====== Source records ======

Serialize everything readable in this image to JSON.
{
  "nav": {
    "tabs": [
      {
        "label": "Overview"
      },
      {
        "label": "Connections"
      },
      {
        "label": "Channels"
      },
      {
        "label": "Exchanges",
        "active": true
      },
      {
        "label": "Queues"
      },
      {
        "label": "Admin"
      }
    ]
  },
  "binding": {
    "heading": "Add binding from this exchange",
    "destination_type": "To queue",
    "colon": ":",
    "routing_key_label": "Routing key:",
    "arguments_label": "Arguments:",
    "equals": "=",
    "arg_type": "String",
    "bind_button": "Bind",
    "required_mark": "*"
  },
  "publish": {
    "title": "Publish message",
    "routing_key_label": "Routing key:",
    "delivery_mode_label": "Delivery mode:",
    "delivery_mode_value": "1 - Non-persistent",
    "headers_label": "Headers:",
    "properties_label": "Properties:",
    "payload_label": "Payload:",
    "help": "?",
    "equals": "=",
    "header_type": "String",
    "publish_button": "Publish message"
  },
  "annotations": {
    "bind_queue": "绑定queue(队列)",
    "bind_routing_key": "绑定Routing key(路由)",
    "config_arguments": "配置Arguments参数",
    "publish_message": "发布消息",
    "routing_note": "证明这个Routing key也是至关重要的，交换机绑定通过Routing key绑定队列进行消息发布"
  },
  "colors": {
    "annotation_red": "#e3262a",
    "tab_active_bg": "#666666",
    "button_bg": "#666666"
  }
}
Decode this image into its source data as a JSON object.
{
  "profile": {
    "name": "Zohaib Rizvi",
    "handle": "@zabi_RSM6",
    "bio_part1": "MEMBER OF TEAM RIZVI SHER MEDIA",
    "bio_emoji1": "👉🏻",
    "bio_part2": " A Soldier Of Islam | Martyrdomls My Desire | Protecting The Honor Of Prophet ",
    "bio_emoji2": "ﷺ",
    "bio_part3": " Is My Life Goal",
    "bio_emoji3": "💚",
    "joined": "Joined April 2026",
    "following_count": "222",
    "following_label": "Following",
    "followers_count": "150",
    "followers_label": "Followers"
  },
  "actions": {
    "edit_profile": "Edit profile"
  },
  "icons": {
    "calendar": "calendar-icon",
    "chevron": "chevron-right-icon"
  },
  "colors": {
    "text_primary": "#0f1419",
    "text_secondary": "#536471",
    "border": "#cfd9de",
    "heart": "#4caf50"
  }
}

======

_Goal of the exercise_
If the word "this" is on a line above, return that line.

_Solution_
Serialize everything readable in this image to JSON.
    "heading": "Add binding from this exchange",
Decode this image into its source data as a JSON object.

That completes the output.